By Mayor Danzig, June 18, 2020
Below is an excerpt of “Broke Down South of Dallas – that features Joshua Ray Walker and Eleven Hundred Springs:
Joshua Ray Walker sure seems like he’s having fun on Glad You Made It. Sure, the album opens with the stunning “Voices”, a song of loneliness and despair. Yet as the album progresses, Walker leans into the country side and showcases his guitar-playing prowess in ways much more prevalent than it was on his 2019 debut.

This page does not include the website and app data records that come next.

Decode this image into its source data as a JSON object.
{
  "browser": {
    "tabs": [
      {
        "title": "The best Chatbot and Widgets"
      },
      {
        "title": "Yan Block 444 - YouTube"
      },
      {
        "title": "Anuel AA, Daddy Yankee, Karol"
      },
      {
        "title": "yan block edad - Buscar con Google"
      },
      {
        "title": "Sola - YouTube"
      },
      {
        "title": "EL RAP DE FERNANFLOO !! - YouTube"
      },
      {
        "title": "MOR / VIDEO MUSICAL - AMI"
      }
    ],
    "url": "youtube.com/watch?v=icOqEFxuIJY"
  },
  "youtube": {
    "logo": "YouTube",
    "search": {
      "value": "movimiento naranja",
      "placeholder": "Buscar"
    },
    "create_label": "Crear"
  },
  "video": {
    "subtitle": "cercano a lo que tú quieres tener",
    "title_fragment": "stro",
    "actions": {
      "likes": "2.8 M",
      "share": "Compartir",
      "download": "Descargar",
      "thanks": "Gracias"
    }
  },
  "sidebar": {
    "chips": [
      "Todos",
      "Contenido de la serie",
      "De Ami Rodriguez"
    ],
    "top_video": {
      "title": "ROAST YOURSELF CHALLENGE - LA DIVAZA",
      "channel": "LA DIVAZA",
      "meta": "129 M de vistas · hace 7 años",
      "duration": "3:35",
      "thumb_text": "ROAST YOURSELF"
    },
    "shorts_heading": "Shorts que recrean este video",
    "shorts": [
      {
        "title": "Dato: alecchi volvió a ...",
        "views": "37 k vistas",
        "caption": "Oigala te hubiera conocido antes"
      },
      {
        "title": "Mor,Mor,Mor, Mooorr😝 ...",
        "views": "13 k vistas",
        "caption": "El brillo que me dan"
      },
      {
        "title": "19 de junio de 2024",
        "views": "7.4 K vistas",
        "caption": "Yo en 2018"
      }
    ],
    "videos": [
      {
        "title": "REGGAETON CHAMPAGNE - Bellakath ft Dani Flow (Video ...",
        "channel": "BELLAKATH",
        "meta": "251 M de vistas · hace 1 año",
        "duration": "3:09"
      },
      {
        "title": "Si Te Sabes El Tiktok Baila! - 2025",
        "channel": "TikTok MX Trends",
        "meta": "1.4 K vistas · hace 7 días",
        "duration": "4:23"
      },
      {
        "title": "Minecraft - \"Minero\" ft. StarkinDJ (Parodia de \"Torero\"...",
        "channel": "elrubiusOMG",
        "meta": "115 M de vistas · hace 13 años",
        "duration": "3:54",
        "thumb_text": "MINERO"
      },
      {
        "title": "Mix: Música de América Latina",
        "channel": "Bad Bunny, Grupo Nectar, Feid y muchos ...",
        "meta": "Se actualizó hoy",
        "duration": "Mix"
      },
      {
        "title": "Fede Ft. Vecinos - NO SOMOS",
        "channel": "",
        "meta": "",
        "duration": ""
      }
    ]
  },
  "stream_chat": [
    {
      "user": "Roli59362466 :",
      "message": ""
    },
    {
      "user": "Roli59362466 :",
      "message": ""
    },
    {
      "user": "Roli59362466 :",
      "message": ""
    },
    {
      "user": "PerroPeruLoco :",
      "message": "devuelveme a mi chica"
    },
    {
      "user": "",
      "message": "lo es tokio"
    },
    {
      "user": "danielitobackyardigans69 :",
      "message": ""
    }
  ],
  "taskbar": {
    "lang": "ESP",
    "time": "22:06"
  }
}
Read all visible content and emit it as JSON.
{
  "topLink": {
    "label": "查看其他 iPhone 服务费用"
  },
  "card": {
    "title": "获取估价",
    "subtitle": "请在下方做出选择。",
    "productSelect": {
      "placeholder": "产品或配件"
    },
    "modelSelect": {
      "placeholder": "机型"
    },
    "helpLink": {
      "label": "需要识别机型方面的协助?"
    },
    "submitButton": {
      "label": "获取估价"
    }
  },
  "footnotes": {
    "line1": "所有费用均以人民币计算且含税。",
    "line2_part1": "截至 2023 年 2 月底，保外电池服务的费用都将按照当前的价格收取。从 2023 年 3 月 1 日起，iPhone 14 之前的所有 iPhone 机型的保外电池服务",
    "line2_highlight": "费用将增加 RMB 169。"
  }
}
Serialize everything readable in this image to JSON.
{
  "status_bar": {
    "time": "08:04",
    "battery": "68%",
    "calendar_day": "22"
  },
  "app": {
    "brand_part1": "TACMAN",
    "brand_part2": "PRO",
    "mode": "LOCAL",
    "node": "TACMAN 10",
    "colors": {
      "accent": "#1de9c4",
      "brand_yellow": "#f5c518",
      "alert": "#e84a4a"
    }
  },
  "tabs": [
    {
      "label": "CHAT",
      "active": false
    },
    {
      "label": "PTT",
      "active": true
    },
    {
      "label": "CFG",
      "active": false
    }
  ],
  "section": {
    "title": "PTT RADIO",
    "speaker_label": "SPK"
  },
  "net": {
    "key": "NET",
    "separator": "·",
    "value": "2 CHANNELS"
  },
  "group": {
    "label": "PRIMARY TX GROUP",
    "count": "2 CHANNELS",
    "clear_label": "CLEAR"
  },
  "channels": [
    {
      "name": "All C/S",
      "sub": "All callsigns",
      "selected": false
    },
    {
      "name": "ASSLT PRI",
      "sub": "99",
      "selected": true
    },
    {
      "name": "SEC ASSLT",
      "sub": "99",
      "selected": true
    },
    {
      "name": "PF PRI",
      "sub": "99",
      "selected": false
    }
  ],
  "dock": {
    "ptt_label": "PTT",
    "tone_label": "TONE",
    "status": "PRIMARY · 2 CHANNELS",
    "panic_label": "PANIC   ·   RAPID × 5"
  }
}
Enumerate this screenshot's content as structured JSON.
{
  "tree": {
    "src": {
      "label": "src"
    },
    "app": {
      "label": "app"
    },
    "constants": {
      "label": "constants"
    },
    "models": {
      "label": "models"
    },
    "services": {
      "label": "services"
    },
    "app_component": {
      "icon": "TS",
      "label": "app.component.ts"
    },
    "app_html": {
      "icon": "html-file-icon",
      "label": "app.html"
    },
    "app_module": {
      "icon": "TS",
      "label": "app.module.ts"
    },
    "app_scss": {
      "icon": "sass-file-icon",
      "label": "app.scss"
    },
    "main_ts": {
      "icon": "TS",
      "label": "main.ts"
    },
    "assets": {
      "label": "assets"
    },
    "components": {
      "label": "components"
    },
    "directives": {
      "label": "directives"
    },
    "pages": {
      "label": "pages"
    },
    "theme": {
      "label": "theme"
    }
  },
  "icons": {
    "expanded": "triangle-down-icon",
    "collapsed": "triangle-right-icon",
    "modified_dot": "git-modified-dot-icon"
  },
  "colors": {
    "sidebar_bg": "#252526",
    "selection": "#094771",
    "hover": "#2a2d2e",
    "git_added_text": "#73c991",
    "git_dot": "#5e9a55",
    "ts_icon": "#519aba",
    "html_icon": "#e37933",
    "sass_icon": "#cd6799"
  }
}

“Bronco Billy’s” starts as a moderately ambling waltz before transforming into a honky-tonk dance floor extravaganza led by pedal steel and one hell of a walker acoustic guitar solo. “User”, a song about drug use, is pure Bakersfield country punctuated by some stellar horns while “Play You a Song” is a bluegrass charmer with Walker’s fiery pickin’ again on full display.
“True Love” kicks off with glorious electric guitars that recall the Eagles’ “Already Gone”. Yet the title and glorious intro are deceiving as the song paints a less than optimistic romantic picture – Walker proclaims “What time doesn’t mend it’s surely gonna break” and declares “true love was meant to fade.”
“Cupboard” and album closer “D.B. Cooper” also have a moody 1970’s country rock vibe. The latter, in particular, explodes into a guitar-driven fury (no doubt channeled the country punk ferociousness of his work with Dallas rock quartet Ottoman Turks).
Now this is what country music is supposed to sound like. While “country” has zigged and zagged around them, Eleven Hundred Springs have spent more than 20 years steering the straight and authentic course.
Primary songwriter Matt Hillyer has the right amount of wistful expressiveness in his voice, not mention his songs. Here ‘Tis has plenty of songs about heartbreak – as there should be. Titles like “The Songs You’ll Never Hear” and “Miles Apart” make their subject matter clear while “This Morning It Was Too Late” finds him lamenting a freshly broken heart after a sleepless night.
But this morning it was too late
She moved on like she didn’t have another minute left to wait
And I’m rarely ever up this early, so I’ll take the time to contemplate
All the reasons that this morning it was too late
Hillyer and company also reflect on the benefits of rural life (“Let’s Move Out to the Country”) and life as a musician (“Looking Back” and “All Jokes Aside”). “All Jokes Aside”, written by HIllyer but sung by guitarist Chad Rueffer, is particularly potent. A jovial melody doesn’t mask the sobriety of lyrics that chronicle a fellow musician living life to hard and fast.
The spirit of country music is alive and well with Eleven Hundred Springs.”
See Twangville’s full playlist HERE.